[Saved data entries]
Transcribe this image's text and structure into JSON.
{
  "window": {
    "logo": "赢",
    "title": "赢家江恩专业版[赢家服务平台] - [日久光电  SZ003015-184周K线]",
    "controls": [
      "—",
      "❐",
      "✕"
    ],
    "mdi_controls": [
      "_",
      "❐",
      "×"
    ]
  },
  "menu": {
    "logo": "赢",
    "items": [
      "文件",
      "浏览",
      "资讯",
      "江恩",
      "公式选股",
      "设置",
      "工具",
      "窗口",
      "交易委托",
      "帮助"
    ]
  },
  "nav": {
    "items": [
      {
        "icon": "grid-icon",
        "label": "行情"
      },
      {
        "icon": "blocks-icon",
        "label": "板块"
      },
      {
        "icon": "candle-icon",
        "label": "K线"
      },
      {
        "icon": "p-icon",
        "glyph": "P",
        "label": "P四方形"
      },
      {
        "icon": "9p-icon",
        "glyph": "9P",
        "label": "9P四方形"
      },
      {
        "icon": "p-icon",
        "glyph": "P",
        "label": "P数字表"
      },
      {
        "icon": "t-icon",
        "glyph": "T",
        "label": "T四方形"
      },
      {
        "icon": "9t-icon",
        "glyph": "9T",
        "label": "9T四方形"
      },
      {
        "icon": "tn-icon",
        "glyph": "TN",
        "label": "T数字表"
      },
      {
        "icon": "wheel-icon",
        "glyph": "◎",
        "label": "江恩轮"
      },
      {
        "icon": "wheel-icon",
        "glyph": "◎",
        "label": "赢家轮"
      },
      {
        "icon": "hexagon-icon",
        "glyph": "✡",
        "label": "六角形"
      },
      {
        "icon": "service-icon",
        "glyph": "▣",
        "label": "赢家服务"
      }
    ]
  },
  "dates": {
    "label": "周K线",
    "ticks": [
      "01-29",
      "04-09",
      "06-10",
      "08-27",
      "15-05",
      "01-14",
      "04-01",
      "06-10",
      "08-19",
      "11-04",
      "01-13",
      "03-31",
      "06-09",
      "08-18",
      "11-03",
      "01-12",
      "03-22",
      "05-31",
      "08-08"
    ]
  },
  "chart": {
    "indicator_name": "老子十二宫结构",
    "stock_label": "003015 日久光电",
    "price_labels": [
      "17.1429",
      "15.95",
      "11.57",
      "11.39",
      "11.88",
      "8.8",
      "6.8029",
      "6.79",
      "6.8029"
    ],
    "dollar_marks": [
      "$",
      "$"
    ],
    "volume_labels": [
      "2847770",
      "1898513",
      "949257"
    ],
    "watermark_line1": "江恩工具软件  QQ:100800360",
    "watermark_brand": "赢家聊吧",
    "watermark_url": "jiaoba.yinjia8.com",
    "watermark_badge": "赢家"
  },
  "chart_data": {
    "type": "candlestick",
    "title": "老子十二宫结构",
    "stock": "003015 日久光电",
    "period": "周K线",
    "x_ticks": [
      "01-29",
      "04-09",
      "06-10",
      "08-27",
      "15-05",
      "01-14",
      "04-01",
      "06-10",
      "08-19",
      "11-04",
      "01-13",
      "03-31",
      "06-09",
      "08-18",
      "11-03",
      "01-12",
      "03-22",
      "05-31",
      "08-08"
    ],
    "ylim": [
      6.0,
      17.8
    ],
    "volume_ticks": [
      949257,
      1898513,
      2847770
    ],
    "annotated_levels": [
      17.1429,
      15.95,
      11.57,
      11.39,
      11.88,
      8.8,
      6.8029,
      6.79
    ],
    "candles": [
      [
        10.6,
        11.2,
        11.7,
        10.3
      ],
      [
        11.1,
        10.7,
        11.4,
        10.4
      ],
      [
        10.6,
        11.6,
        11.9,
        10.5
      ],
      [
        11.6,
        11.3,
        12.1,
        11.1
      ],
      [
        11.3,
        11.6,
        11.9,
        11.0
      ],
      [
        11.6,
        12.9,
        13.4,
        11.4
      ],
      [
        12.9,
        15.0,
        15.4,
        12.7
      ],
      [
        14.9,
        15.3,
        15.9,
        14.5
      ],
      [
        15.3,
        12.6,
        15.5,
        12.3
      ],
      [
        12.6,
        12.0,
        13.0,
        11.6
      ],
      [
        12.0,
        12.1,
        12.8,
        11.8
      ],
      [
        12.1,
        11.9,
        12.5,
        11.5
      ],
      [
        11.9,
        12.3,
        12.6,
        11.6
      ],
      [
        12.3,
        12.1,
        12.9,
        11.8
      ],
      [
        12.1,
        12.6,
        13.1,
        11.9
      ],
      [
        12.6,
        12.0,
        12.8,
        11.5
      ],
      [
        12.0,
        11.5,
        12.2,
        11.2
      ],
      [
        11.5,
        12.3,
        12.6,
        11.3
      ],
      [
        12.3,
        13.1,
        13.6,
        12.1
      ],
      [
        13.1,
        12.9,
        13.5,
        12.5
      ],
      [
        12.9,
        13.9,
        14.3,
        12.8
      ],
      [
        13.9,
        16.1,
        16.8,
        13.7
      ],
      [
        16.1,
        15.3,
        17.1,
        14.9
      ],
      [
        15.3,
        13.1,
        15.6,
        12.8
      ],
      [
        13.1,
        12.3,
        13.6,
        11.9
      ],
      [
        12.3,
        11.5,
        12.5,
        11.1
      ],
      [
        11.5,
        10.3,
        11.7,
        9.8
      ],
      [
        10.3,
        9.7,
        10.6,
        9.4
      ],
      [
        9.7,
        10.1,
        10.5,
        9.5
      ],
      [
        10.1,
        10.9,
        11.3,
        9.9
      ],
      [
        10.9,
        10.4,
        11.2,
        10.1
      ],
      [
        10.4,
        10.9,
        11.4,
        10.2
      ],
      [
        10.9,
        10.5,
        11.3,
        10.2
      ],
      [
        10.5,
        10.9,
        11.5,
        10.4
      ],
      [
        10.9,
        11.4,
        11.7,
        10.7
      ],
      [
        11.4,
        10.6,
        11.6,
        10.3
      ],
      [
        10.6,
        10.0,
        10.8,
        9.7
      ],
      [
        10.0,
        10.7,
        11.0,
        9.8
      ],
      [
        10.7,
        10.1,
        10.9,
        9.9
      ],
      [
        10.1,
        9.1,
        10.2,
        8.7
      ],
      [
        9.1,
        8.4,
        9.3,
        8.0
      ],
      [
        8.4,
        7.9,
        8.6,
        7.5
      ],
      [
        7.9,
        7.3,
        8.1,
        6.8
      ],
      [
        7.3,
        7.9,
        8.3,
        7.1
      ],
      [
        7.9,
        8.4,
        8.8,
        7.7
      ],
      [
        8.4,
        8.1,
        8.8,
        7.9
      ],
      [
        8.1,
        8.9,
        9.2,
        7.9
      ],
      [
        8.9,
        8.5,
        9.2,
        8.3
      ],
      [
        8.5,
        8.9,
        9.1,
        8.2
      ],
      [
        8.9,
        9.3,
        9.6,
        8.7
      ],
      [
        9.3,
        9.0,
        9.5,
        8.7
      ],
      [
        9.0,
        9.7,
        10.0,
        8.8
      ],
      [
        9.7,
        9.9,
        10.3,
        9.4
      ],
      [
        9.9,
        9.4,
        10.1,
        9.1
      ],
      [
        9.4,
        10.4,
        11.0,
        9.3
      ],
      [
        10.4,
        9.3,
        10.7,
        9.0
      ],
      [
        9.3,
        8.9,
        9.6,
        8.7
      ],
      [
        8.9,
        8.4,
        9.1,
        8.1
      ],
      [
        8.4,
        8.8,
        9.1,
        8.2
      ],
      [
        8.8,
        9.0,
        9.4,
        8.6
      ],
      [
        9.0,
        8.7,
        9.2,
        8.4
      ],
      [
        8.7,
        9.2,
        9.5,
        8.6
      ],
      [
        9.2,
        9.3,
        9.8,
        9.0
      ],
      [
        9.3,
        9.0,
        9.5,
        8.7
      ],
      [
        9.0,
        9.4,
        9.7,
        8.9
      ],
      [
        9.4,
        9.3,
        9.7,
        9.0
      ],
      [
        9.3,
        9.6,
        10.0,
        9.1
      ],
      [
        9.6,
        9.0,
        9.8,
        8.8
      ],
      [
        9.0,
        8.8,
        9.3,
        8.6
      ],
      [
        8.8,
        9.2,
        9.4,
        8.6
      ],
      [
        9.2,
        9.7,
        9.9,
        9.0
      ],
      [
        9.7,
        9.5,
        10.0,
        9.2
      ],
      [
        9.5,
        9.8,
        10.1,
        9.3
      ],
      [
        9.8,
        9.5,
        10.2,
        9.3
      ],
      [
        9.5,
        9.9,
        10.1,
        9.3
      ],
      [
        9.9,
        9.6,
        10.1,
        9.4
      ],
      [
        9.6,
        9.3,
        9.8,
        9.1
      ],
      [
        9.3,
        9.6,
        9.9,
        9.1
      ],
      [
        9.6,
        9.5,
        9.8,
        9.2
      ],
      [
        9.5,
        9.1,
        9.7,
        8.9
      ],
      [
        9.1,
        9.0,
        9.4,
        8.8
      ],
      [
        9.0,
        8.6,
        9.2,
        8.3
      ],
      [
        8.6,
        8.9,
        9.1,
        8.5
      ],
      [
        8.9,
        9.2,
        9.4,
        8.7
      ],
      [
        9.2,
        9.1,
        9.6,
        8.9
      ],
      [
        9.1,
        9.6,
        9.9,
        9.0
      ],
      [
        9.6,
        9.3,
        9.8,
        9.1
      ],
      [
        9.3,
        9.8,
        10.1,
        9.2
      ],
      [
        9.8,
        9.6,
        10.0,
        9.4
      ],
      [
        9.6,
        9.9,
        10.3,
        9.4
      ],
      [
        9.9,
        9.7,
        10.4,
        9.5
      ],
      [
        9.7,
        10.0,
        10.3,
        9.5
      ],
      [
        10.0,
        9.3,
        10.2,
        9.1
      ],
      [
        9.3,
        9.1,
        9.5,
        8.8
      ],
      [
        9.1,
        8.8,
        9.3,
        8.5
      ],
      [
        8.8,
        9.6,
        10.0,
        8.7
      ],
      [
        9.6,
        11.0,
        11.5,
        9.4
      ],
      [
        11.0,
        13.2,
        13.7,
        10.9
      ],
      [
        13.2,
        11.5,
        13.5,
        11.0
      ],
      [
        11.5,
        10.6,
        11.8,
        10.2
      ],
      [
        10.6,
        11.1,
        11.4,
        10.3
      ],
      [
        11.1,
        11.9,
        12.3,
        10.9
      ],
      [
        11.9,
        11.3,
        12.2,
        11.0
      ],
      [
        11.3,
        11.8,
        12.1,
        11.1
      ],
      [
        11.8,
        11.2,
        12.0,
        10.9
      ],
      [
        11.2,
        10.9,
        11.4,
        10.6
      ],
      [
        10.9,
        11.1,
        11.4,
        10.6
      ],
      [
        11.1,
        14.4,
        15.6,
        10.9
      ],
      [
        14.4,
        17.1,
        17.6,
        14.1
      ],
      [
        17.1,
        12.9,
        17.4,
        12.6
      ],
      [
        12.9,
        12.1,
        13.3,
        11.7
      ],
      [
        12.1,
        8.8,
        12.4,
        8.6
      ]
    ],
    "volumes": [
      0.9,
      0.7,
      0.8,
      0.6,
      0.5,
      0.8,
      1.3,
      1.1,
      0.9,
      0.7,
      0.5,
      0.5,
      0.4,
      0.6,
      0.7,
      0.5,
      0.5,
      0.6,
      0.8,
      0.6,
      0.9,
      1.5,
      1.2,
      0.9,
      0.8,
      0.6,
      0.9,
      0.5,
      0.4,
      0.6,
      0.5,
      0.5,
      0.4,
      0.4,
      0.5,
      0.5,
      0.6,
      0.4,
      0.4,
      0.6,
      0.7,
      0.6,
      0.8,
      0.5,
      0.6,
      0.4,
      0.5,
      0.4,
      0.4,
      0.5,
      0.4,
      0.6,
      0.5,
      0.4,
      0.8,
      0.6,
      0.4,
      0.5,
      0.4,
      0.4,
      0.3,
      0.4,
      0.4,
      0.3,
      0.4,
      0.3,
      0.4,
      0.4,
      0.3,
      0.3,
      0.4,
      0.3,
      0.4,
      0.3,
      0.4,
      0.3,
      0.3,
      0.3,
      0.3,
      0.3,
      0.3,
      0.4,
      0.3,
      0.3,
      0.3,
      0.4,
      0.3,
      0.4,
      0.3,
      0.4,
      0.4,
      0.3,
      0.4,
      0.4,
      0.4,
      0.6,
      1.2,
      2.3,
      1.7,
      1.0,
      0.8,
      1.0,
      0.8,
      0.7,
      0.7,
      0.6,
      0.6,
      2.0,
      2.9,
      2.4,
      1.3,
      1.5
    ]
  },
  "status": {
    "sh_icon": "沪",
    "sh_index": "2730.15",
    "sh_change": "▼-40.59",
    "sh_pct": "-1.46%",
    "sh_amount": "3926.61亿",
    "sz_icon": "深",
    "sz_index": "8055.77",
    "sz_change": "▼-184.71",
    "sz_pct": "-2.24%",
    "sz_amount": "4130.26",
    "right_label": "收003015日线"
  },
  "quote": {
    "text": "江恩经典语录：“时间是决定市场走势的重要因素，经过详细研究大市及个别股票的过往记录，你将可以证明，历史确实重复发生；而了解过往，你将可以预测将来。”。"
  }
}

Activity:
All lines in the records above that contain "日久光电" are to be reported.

Task solution:
    "title": "赢家江恩专业版[赢家服务平台] - [日久光电  SZ003015-184周K线]",
    "stock_label": "003015 日久光电",
    "stock": "003015 日久光电",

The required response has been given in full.